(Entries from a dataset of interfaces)
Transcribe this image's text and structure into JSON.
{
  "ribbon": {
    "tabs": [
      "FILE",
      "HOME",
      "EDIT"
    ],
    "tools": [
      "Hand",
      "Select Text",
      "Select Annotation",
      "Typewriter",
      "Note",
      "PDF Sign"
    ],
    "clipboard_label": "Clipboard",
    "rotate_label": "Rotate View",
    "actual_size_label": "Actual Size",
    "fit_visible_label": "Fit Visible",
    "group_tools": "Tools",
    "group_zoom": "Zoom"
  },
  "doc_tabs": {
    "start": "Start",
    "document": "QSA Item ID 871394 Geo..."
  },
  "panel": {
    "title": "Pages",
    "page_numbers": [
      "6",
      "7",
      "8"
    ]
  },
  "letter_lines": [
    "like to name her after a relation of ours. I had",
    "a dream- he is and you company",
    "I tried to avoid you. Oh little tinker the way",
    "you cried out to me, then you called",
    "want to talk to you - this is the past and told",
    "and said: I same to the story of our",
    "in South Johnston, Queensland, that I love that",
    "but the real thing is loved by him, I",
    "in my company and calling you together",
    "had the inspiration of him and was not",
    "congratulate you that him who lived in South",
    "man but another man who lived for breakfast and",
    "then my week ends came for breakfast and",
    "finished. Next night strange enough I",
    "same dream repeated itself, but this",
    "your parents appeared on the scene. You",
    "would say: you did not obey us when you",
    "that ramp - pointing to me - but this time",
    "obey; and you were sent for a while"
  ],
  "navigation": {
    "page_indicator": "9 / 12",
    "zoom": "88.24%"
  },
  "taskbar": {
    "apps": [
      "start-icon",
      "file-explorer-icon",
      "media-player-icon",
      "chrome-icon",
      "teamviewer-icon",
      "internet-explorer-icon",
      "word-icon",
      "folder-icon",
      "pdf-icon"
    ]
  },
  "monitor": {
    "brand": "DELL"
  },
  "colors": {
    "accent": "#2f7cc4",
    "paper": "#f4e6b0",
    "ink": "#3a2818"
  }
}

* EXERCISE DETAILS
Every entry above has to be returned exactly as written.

* PROBLEM SOLUTION
Transcribe this image's text and structure into JSON.
{
  "ribbon": {
    "tabs": [
      "FILE",
      "HOME",
      "EDIT"
    ],
    "tools": [
      "Hand",
      "Select Text",
      "Select Annotation",
      "Typewriter",
      "Note",
      "PDF Sign"
    ],
    "clipboard_label": "Clipboard",
    "rotate_label": "Rotate View",
    "actual_size_label": "Actual Size",
    "fit_visible_label": "Fit Visible",
    "group_tools": "Tools",
    "group_zoom": "Zoom"
  },
  "doc_tabs": {
    "start": "Start",
    "document": "QSA Item ID 871394 Geo..."
  },
  "panel": {
    "title": "Pages",
    "page_numbers": [
      "6",
      "7",
      "8"
    ]
  },
  "letter_lines": [
    "like to name her after a relation of ours. I had",
    "a dream- he is and you company",
    "I tried to avoid you. Oh little tinker the way",
    "you cried out to me, then you called",
    "want to talk to you - this is the past and told",
    "and said: I same to the story of our",
    "in South Johnston, Queensland, that I love that",
    "but the real thing is loved by him, I",
    "in my company and calling you together",
    "had the inspiration of him and was not",
    "congratulate you that him who lived in South",
    "man but another man who lived for breakfast and",
    "then my week ends came for breakfast and",
    "finished. Next night strange enough I",
    "same dream repeated itself, but this",
    "your parents appeared on the scene. You",
    "would say: you did not obey us when you",
    "that ramp - pointing to me - but this time",
    "obey; and you were sent for a while"
  ],
  "navigation": {
    "page_indicator": "9 / 12",
    "zoom": "88.24%"
  },
  "taskbar": {
    "apps": [
      "start-icon",
      "file-explorer-icon",
      "media-player-icon",
      "chrome-icon",
      "teamviewer-icon",
      "internet-explorer-icon",
      "word-icon",
      "folder-icon",
      "pdf-icon"
    ]
  },
  "monitor": {
    "brand": "DELL"
  },
  "colors": {
    "accent": "#2f7cc4",
    "paper": "#f4e6b0",
    "ink": "#3a2818"
  }
}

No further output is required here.